New Zealand Fashion Design gets released today. It’s essentially the Encyclopedia of New Zealand Fashion, published by Te Papa. New Zealand Fashion Brittanica if you will. Containing profiles of 25 designers, a catalogue of imagery and a couple of essays about the industry – important moments, the ‘New Zealand look’ (though I don’t think anybody actually believes in that anymore) and the key players – the book is big. Five kilograms big. It’s a tome.
It covers off all the usual protagonists – Karen Walker, Zambesi, Nom*D, WORLD, Kate Sylvester, Trelise Cooper, Workshop, Tanya Carlson, Adrian Hailwood; but also devotes a good section to the older guard – Marilyn Sainty, Doris De Pont, Liz Mitchell, Sabatini White; the off-the-beaten-track names – NG, Sakaguchi; the up and comers – Stitch Ministry, Cybele, Beth Ellery, Deborah Sweeney, Lonely Hearts, Juliette Hogan, Jimmy D, Camille Howie and Alexandra Owen; and one menswear designer – Murray Crane.
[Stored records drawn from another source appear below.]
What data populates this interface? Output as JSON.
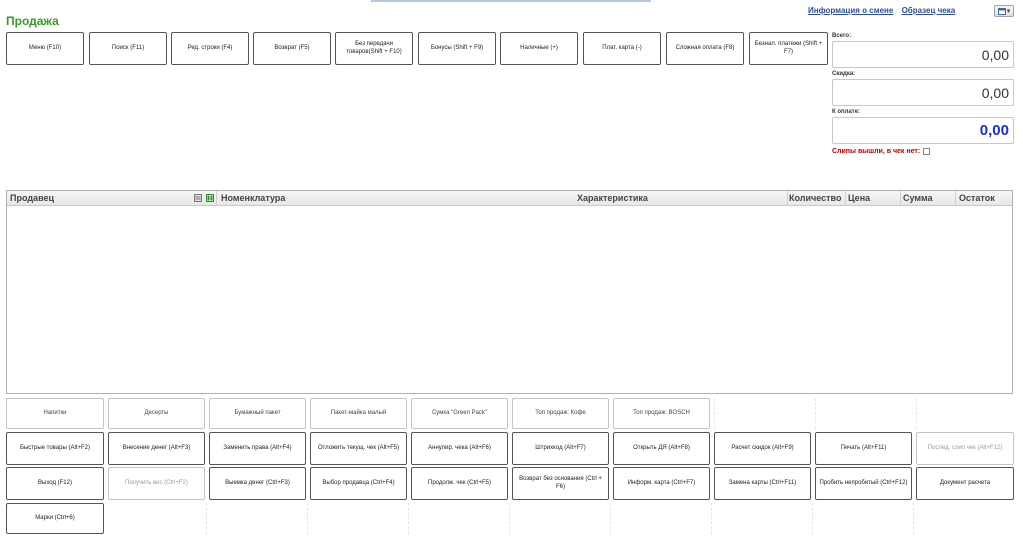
{
  "page": {
    "title": "Продажа"
  },
  "links": {
    "shift_info": "Информация о смене",
    "receipt_sample": "Образец чека"
  },
  "window_menu": {
    "icon": "window-icon",
    "caret": "▾"
  },
  "toolbar": [
    "Меню (F10)",
    "Поиск (F11)",
    "Ред. строки (F4)",
    "Возврат (F5)",
    "Без передачи товаров(Shift + F10)",
    "Бонусы (Shift + F9)",
    "Наличные (+)",
    "Плат. карта (-)",
    "Сложная оплата (F8)",
    "Безнал. платежи (Shift + F7)"
  ],
  "totals": {
    "total_label": "Всего:",
    "total_value": "0,00",
    "discount_label": "Скидка:",
    "discount_value": "0,00",
    "pay_label": "К оплате:",
    "pay_value": "0,00",
    "slips_label": "Слипы вышли, в чек нет:"
  },
  "table": {
    "columns": {
      "seller": "Продавец",
      "item": "Номенклатура",
      "characteristic": "Характеристика",
      "quantity": "Количество",
      "price": "Цена",
      "sum": "Сумма",
      "remainder": "Остаток"
    }
  },
  "quick_row": [
    "Напитки",
    "Десерты",
    "Бумажный пакет",
    "Пакет-майка малый",
    "Сумка \"Green Pack\"",
    "Топ продаж: Кофе",
    "Топ продаж: BOSCH"
  ],
  "action_row1": [
    "Быстрые товары (Alt+F2)",
    "Внесение денег (Alt+F3)",
    "Заменить права (Alt+F4)",
    "Отложить текущ. чек (Alt+F5)",
    "Аннулир. чека (Alt+F6)",
    "Штрихкод (Alt+F7)",
    "Открыть ДЯ (Alt+F8)",
    "Расчет скидок (Alt+F9)",
    "Печать (Alt+F11)",
    "Послед. слип чек (Alt+F12)"
  ],
  "action_row2": [
    "Выход (F12)",
    "Получить вес (Ctrl+F2)",
    "Выемка денег (Ctrl+F3)",
    "Выбор продавца (Ctrl+F4)",
    "Продолж. чек (Ctrl+F5)",
    "Возврат без основания (Ctrl + F6)",
    "Информ. карта (Ctrl+F7)",
    "Замена карты (Ctrl+F11)",
    "Пробить непробитый (Ctrl+F12)",
    "Документ расчета"
  ],
  "action_row3": [
    "Марки (Ctrl+6)"
  ]
}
I haven’t had a good chance to look at it (about 15 minutes in the flesh under the watchful eye of a publicist), but it seems like a fairly comprehensive snapshot of the last 30 years of New Zealand Fashion. There are, however, some fairly obvious labels missing. Where is Huffer? It might not be high fashion but it is an incredibly prominent and important New Zealand brand. How did they decide on Stitch Ministry but leave out Huffer? Seems a little odd. Where is Stolen Girlfriends Club? Maybe the label hadn’t been going long enough to qualify. Where is Working Style? Besides not having a ready to wear collection a la Little Brother, Working Style is a very similar business to Crane Brothers, selling made to measure and off the rack suits. Where is Miss Crabb?
But I guess that’s the difficulty in producing a work like this. There will always be somebody left out, or somebody who people feel aren’t good enough to have been included. You can’t please everybody. Especially here in New Zealand.
The book is worth reading for the stories of how everybody made it. And for the photos. The photos are classic. Like Helen Cherry and Liz Findlay in Tokyo in 1985. Or a very young Trelise Cooper wearing those Paul Holmes-esque specs. Or Ilona Rogers as Maxine Redfern in Gloss dressed in an 80s Liz Mitchell power suit. Good times.